SILVER SPRING, MD – The Montgomery County Planning Department, part of The Maryland-National Capital Park and Planning Commission, briefed the County Council’s Planning, Housing and Economic Development (PHED) Committee on the first stage of the countywide Rental Housing Market Study at its meeting on Monday, November 28. RKG Associates, a consulting firm based in Alexandria, Virginia, conducted the research on behalf of the Montgomery County Planning Department and the Montgomery County Department of Housing and Community Affairs.

Key Findings from Rental Housing Study

As noted at the PHED session, rental housing accounts for about 30 percent of the housing supply in Montgomery County and is concentrated around Metro lines and employment centers. Most of the County’s supply consists of older units, with only 14 percent of rental units constructed later than 2000 (55 percent were built prior to 1980).

Of all rental units in the county, including single-family attached and detached homes, 39 percent have three or more bedrooms, 32 percent have two bedrooms, 26 percent have one bedroom and 3 percent are one-room efficiencies. The age of the housing supply has helped create “naturally occurring” affordable units, with a large supply of units affordable to households earning between 50 percent and 100 percent of the County’s area median income, which is around $107,000.

The renter population is more diverse in Montgomery County than in many other communities. This diversity is partly due to the transient nature of a regional economy that is often dependent on the federal government, which increases the demand for rental properties instead of traditional ownership households. Approximately 66 percent of renters in the county are older than age 35. More than 50 percent of renter households earn less than 100 percent of the area median income. Households earning less than 50 percent of AMI account for 38 percent of the demand for rental housing.

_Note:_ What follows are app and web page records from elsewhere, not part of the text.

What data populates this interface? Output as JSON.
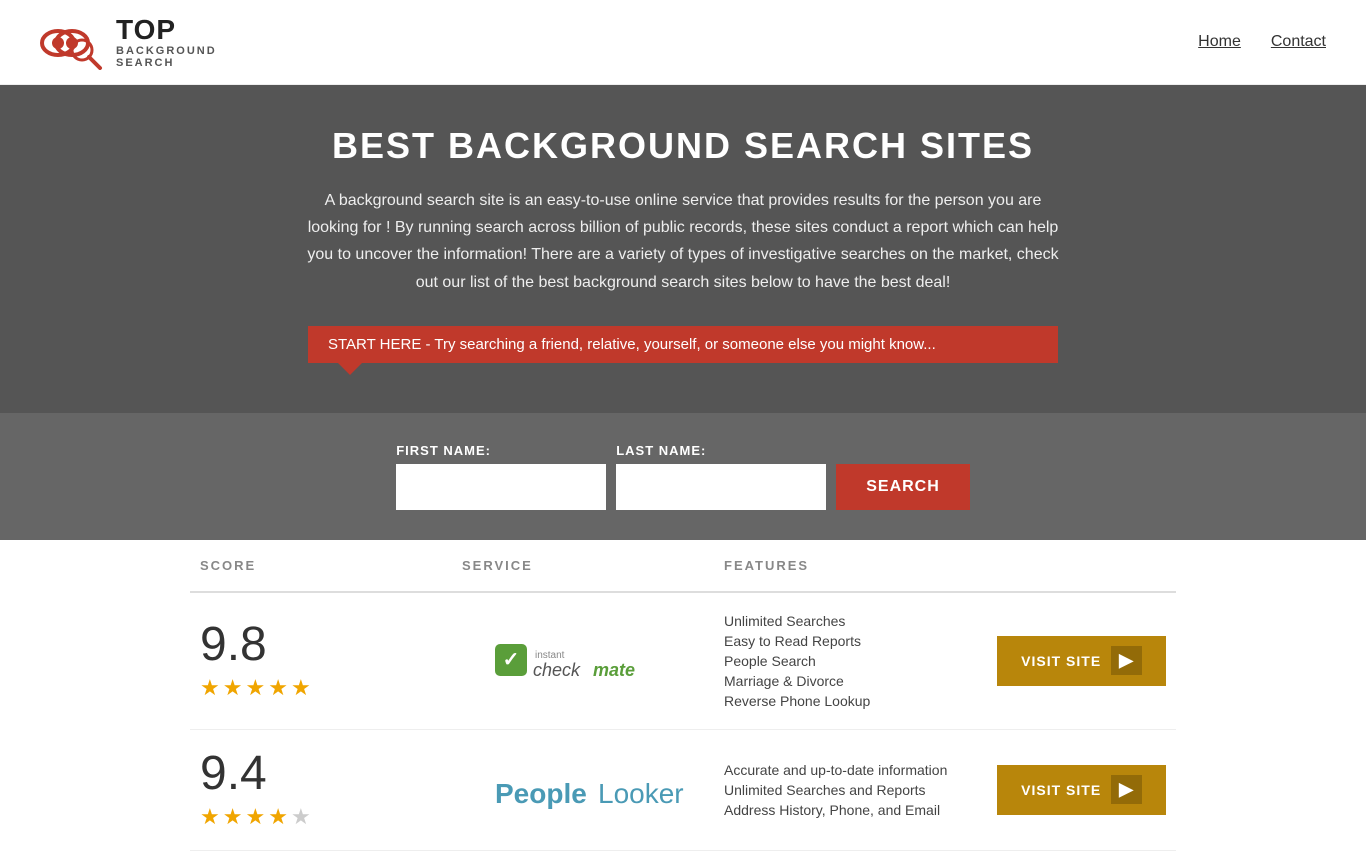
{
  "header": {
    "logo_top": "TOP",
    "logo_sub": "BACKGROUND\nSEARCH",
    "nav": {
      "home": "Home",
      "contact": "Contact"
    }
  },
  "hero": {
    "title": "BEST BACKGROUND SEARCH SITES",
    "description": "A background search site is an easy-to-use online service that provides results  for the person you are looking for ! By  running  search across billion of public records, these sites conduct  a report which can help you to uncover the information! There are a variety of types of investigative searches on the market, check out our  list of the best background search sites below to have the best deal!",
    "callout": "START HERE - Try searching a friend, relative, yourself, or someone else you might know...",
    "form": {
      "first_name_label": "FIRST NAME:",
      "last_name_label": "LAST NAME:",
      "search_button": "SEARCH"
    }
  },
  "table": {
    "headers": {
      "score": "SCORE",
      "service": "SERVICE",
      "features": "FEATURES",
      "action": ""
    },
    "rows": [
      {
        "score": "9.8",
        "stars": 4.5,
        "service_name": "Instant Checkmate",
        "features": [
          "Unlimited Searches",
          "Easy to Read Reports",
          "People Search",
          "Marriage & Divorce",
          "Reverse Phone Lookup"
        ],
        "visit_label": "VISIT SITE"
      },
      {
        "score": "9.4",
        "stars": 4,
        "service_name": "PeopleLooker",
        "features": [
          "Accurate and up-to-date information",
          "Unlimited Searches and Reports",
          "Address History, Phone, and Email"
        ],
        "visit_label": "VISIT SITE"
      }
    ]
  }
}
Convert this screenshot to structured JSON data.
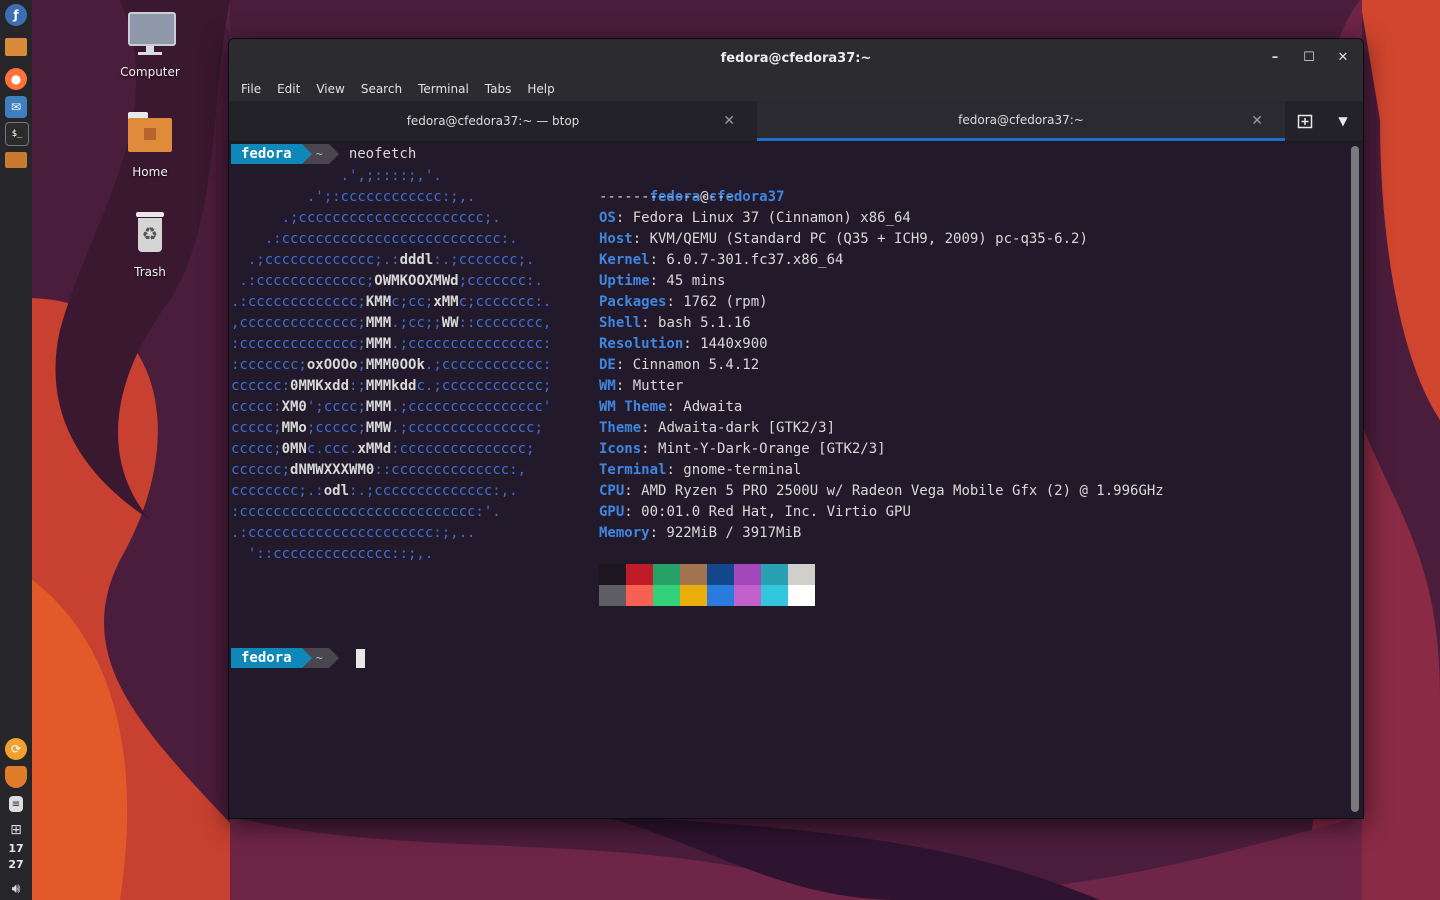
{
  "desktop": {
    "icons": [
      {
        "label": "Computer",
        "icon": "computer-icon"
      },
      {
        "label": "Home",
        "icon": "home-folder-icon"
      },
      {
        "label": "Trash",
        "icon": "trash-icon"
      }
    ]
  },
  "panel": {
    "launchers": [
      "fedora-menu-icon",
      "files-icon",
      "firefox-icon",
      "mail-icon",
      "terminal-icon",
      "folder-icon"
    ],
    "tray": [
      "update-manager-icon",
      "shield-icon",
      "notes-icon",
      "network-icon"
    ],
    "clock_hour": "17",
    "clock_minute": "27",
    "volume": "volume-icon"
  },
  "window": {
    "title": "fedora@cfedora37:~",
    "menu": [
      "File",
      "Edit",
      "View",
      "Search",
      "Terminal",
      "Tabs",
      "Help"
    ],
    "tabs": [
      {
        "label": "fedora@cfedora37:~ — btop",
        "active": false
      },
      {
        "label": "fedora@cfedora37:~",
        "active": true
      }
    ],
    "accent": "#1f6fd0"
  },
  "terminal": {
    "prompt_user": "fedora",
    "prompt_dir": "~",
    "command": "neofetch",
    "logo": [
      "             .',;::::;,'.",
      "         .';:cccccccccccc:;,.",
      "      .;cccccccccccccccccccccc;.",
      "    .:cccccccccccccccccccccccccc:.",
      "  .;ccccccccccccc;.:dddl:.;ccccccc;.",
      " .:ccccccccccccc;OWMKOOXMWd;ccccccc:.",
      ".:ccccccccccccc;KMMc;cc;xMMc;ccccccc:.",
      ",cccccccccccccc;MMM.;cc;;WW::cccccccc,",
      ":cccccccccccccc;MMM.;cccccccccccccccc:",
      ":ccccccc;oxOOOo;MMM0OOk.;cccccccccccc:",
      "cccccc:0MMKxdd:;MMMkddc.;cccccccccccc;",
      "ccccc:XM0';cccc;MMM.;cccccccccccccccc'",
      "ccccc;MMo;ccccc;MMW.;ccccccccccccccc;",
      "ccccc;0MNc.ccc.xMMd:ccccccccccccccc;",
      "cccccc;dNMWXXXWM0::cccccccccccccc:,",
      "cccccccc;.:odl:.;cccccccccccccc:,.",
      ":cccccccccccccccccccccccccccc:'.",
      ".:cccccccccccccccccccccc:;,..",
      "  '::cccccccccccccc::;,."
    ],
    "info_user": "fedora",
    "info_at": "@",
    "info_host": "cfedora37",
    "info_sep": "----------------",
    "info": [
      {
        "key": "OS",
        "value": "Fedora Linux 37 (Cinnamon) x86_64"
      },
      {
        "key": "Host",
        "value": "KVM/QEMU (Standard PC (Q35 + ICH9, 2009) pc-q35-6.2)"
      },
      {
        "key": "Kernel",
        "value": "6.0.7-301.fc37.x86_64"
      },
      {
        "key": "Uptime",
        "value": "45 mins"
      },
      {
        "key": "Packages",
        "value": "1762 (rpm)"
      },
      {
        "key": "Shell",
        "value": "bash 5.1.16"
      },
      {
        "key": "Resolution",
        "value": "1440x900"
      },
      {
        "key": "DE",
        "value": "Cinnamon 5.4.12"
      },
      {
        "key": "WM",
        "value": "Mutter"
      },
      {
        "key": "WM Theme",
        "value": "Adwaita"
      },
      {
        "key": "Theme",
        "value": "Adwaita-dark [GTK2/3]"
      },
      {
        "key": "Icons",
        "value": "Mint-Y-Dark-Orange [GTK2/3]"
      },
      {
        "key": "Terminal",
        "value": "gnome-terminal"
      },
      {
        "key": "CPU",
        "value": "AMD Ryzen 5 PRO 2500U w/ Radeon Vega Mobile Gfx (2) @ 1.996GHz"
      },
      {
        "key": "GPU",
        "value": "00:01.0 Red Hat, Inc. Virtio GPU"
      },
      {
        "key": "Memory",
        "value": "922MiB / 3917MiB"
      }
    ],
    "palette_top": [
      "#1c1620",
      "#c01c28",
      "#26a269",
      "#a2734c",
      "#12488b",
      "#a347ba",
      "#2aa1b3",
      "#d0cfcc"
    ],
    "palette_bottom": [
      "#5e5c64",
      "#f66151",
      "#33d17a",
      "#e9ad0c",
      "#2a7bde",
      "#c061cb",
      "#33c7de",
      "#ffffff"
    ],
    "logo_color": "#3c6fd6",
    "key_color": "#3f86e0"
  }
}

The study also revealed that the rental market supply is unbalanced at the lowest and highest ends of the housing market. The market is short about 20,000 rental units for households earning less than 30 percent of area median income. As a result, 80 percent of households earning less than 30 percent of area median income are cost burdened. Of all renter households in the county, about 50 percent are cost burdened.

Background on Rental Housing Study

The Montgomery County Council, recognizing the importance of housing issues for the future of the county, approved the two-year Rental Housing Study as part of the work program for the Maryland National Capital Park and Planning Commission (MNCPPC) and the Montgomery County Department of Housing and Community Affairs (DHCA).

An interdepartmental project management team and a technical committee are working closely with the consultant team throughout the study. The purposes of the study are multifaceted, with an overarching goal to identify Montgomery County’s rental housing needs at all income and rent levels, and offer holistic and sustainable approaches to meeting them.

During the first stage of the project, RKG Associates provided the Planning Department team with an overview of the data collected with respect to existing conditions, affordability conditions and rental housing supply and demand that provided an initial starting point for analysis and recommendations.

Data collection, background research, neighborhood assessment, interviews and focus groups have now been completed. RKG Associates and the Planning Department team are currently exploring approaches to rental housing undertaken by other jurisdictions and analyzing best practices in rental housing policy.

The Rental Housing Market Study is expected to be completed in early 2017.  Additional information on the study is available online.